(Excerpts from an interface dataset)

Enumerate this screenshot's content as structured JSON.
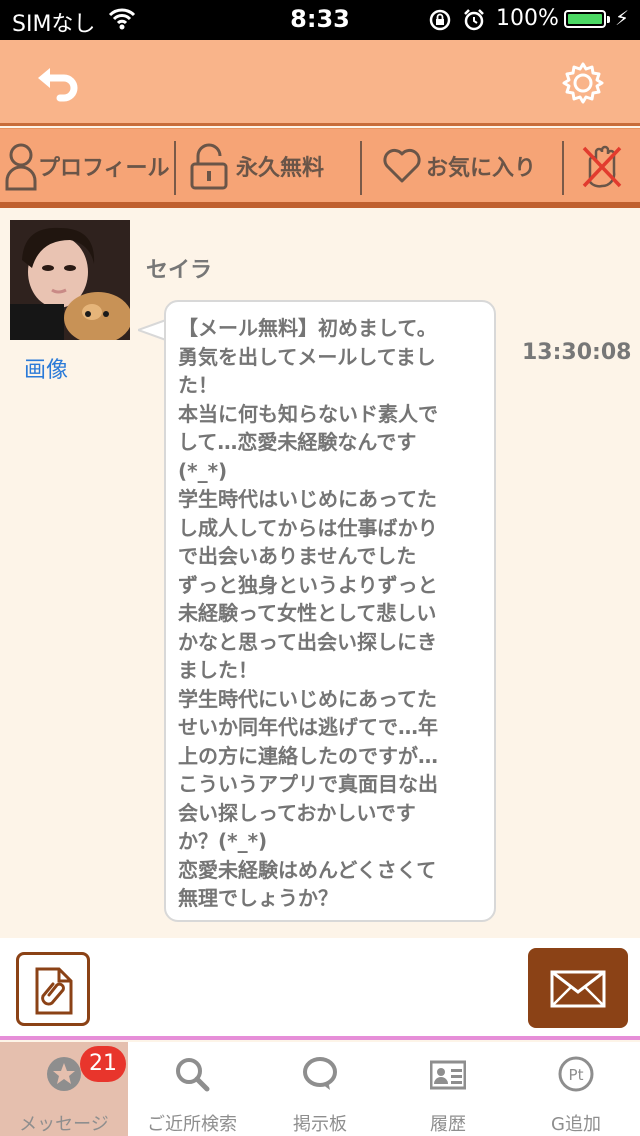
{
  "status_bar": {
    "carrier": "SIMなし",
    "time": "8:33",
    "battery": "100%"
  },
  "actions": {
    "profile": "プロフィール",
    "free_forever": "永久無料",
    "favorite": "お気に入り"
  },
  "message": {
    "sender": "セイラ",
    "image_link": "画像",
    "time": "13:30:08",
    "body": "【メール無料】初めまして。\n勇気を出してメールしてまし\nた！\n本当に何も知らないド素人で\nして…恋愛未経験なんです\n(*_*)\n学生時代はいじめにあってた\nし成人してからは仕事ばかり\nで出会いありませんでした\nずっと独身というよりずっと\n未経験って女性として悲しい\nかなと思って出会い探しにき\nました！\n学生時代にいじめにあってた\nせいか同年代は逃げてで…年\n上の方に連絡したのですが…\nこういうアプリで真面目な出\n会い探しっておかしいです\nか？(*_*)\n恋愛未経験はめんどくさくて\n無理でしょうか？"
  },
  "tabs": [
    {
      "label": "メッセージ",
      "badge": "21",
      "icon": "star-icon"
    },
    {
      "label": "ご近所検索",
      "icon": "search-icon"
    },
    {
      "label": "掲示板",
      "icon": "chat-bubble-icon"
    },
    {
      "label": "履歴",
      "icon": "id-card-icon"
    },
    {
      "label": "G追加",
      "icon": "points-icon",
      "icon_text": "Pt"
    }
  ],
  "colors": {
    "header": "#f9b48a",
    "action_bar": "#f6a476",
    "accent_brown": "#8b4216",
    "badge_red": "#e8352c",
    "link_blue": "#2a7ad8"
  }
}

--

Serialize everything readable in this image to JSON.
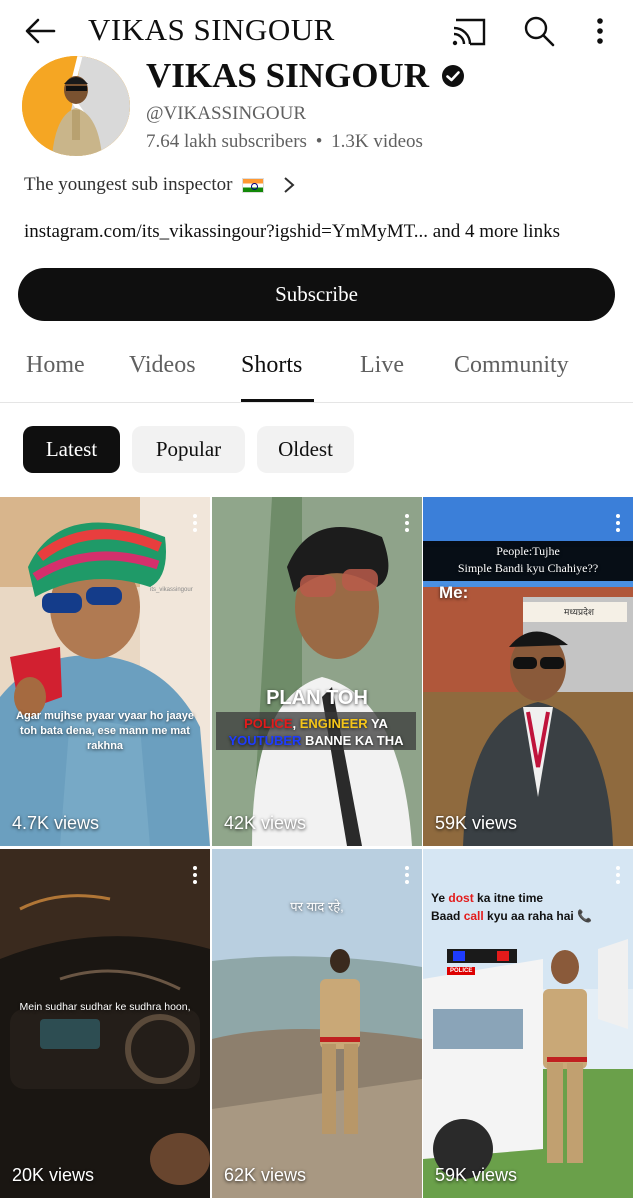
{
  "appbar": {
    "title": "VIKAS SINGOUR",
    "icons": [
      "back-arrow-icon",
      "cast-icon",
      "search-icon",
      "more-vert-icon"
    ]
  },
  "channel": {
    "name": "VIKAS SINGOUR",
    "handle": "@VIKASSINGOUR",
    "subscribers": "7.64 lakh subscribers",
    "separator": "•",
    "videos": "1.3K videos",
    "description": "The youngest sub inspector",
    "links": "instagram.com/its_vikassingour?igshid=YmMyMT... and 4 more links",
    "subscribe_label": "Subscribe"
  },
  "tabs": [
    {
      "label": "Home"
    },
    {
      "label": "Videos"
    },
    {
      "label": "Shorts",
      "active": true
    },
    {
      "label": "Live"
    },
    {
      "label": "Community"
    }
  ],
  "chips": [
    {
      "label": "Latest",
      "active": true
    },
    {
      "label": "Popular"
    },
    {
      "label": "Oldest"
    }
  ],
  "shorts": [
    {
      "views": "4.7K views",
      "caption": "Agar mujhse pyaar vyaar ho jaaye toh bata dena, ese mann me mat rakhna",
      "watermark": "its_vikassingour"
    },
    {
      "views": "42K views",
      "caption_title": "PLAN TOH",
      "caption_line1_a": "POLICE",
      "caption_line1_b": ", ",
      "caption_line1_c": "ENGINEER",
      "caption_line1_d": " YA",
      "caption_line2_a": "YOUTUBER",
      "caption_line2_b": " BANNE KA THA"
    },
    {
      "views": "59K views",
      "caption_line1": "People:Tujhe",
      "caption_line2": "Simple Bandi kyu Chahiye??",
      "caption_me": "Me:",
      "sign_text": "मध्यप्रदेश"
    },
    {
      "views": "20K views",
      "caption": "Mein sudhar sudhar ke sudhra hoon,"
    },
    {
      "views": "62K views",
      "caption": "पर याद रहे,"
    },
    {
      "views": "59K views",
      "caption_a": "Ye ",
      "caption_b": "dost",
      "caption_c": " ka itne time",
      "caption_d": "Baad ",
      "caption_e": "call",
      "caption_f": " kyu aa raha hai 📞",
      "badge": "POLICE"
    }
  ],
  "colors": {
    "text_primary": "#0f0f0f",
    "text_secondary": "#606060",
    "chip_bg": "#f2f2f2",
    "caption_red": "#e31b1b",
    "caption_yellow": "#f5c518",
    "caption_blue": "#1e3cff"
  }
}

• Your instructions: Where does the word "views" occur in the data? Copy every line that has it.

• Response box:
      "views": "4.7K views",
      "views": "42K views",
      "views": "59K views",
      "views": "20K views",
      "views": "62K views",
      "views": "59K views",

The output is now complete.